● TASK ITEM
Each entry below is to be restated word for word, with no pictures carried over.

● SUPPLIED RECORDS
####

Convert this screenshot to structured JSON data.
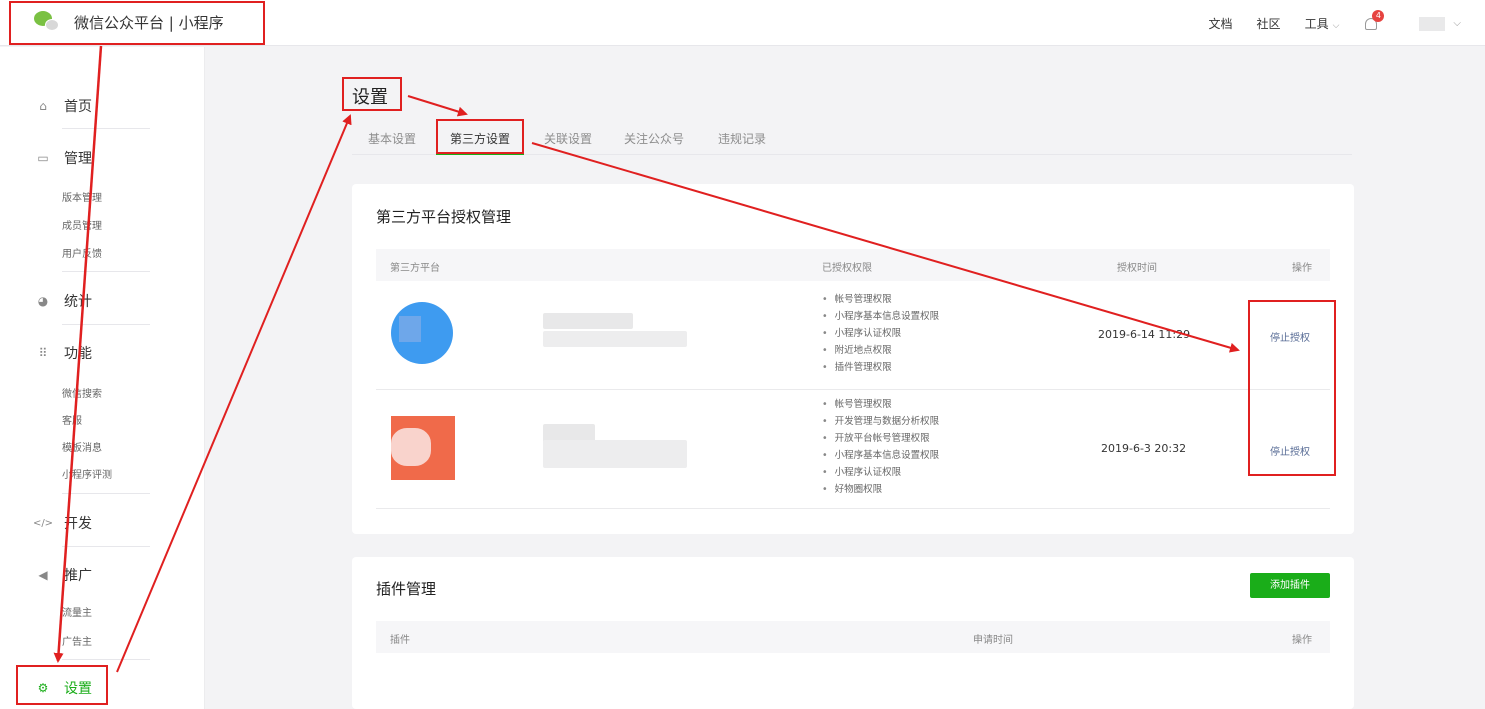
{
  "brand": {
    "title": "微信公众平台 | 小程序"
  },
  "topnav": {
    "docs": "文档",
    "community": "社区",
    "tools": "工具",
    "notif_count": "4"
  },
  "sidebar": {
    "home": "首页",
    "manage": "管理",
    "manage_items": [
      "版本管理",
      "成员管理",
      "用户反馈"
    ],
    "stats": "统计",
    "features": "功能",
    "feature_items": [
      "微信搜索",
      "客服",
      "模板消息",
      "小程序评测"
    ],
    "dev": "开发",
    "promo": "推广",
    "promo_items": [
      "流量主",
      "广告主"
    ],
    "settings": "设置"
  },
  "page": {
    "title": "设置",
    "tabs": [
      "基本设置",
      "第三方设置",
      "关联设置",
      "关注公众号",
      "违规记录"
    ]
  },
  "thirdparty": {
    "title": "第三方平台授权管理",
    "headers": [
      "第三方平台",
      "已授权权限",
      "授权时间",
      "操作"
    ],
    "rows": [
      {
        "permissions": [
          "帐号管理权限",
          "小程序基本信息设置权限",
          "小程序认证权限",
          "附近地点权限",
          "插件管理权限"
        ],
        "time": "2019-6-14 11:29",
        "action": "停止授权"
      },
      {
        "permissions": [
          "帐号管理权限",
          "开发管理与数据分析权限",
          "开放平台帐号管理权限",
          "小程序基本信息设置权限",
          "小程序认证权限",
          "好物圈权限"
        ],
        "time": "2019-6-3 20:32",
        "action": "停止授权"
      }
    ]
  },
  "plugins": {
    "title": "插件管理",
    "add_button": "添加插件",
    "headers": [
      "插件",
      "申请时间",
      "操作"
    ]
  },
  "colors": {
    "accent": "#1aad19",
    "link": "#576b95",
    "annotation": "#e02020"
  }
}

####

● ANSWER BELOW
Convert this screenshot to structured JSON data.
{
  "brand": {
    "title": "微信公众平台 | 小程序"
  },
  "topnav": {
    "docs": "文档",
    "community": "社区",
    "tools": "工具",
    "notif_count": "4"
  },
  "sidebar": {
    "home": "首页",
    "manage": "管理",
    "manage_items": [
      "版本管理",
      "成员管理",
      "用户反馈"
    ],
    "stats": "统计",
    "features": "功能",
    "feature_items": [
      "微信搜索",
      "客服",
      "模板消息",
      "小程序评测"
    ],
    "dev": "开发",
    "promo": "推广",
    "promo_items": [
      "流量主",
      "广告主"
    ],
    "settings": "设置"
  },
  "page": {
    "title": "设置",
    "tabs": [
      "基本设置",
      "第三方设置",
      "关联设置",
      "关注公众号",
      "违规记录"
    ]
  },
  "thirdparty": {
    "title": "第三方平台授权管理",
    "headers": [
      "第三方平台",
      "已授权权限",
      "授权时间",
      "操作"
    ],
    "rows": [
      {
        "permissions": [
          "帐号管理权限",
          "小程序基本信息设置权限",
          "小程序认证权限",
          "附近地点权限",
          "插件管理权限"
        ],
        "time": "2019-6-14 11:29",
        "action": "停止授权"
      },
      {
        "permissions": [
          "帐号管理权限",
          "开发管理与数据分析权限",
          "开放平台帐号管理权限",
          "小程序基本信息设置权限",
          "小程序认证权限",
          "好物圈权限"
        ],
        "time": "2019-6-3 20:32",
        "action": "停止授权"
      }
    ]
  },
  "plugins": {
    "title": "插件管理",
    "add_button": "添加插件",
    "headers": [
      "插件",
      "申请时间",
      "操作"
    ]
  },
  "colors": {
    "accent": "#1aad19",
    "link": "#576b95",
    "annotation": "#e02020"
  }
}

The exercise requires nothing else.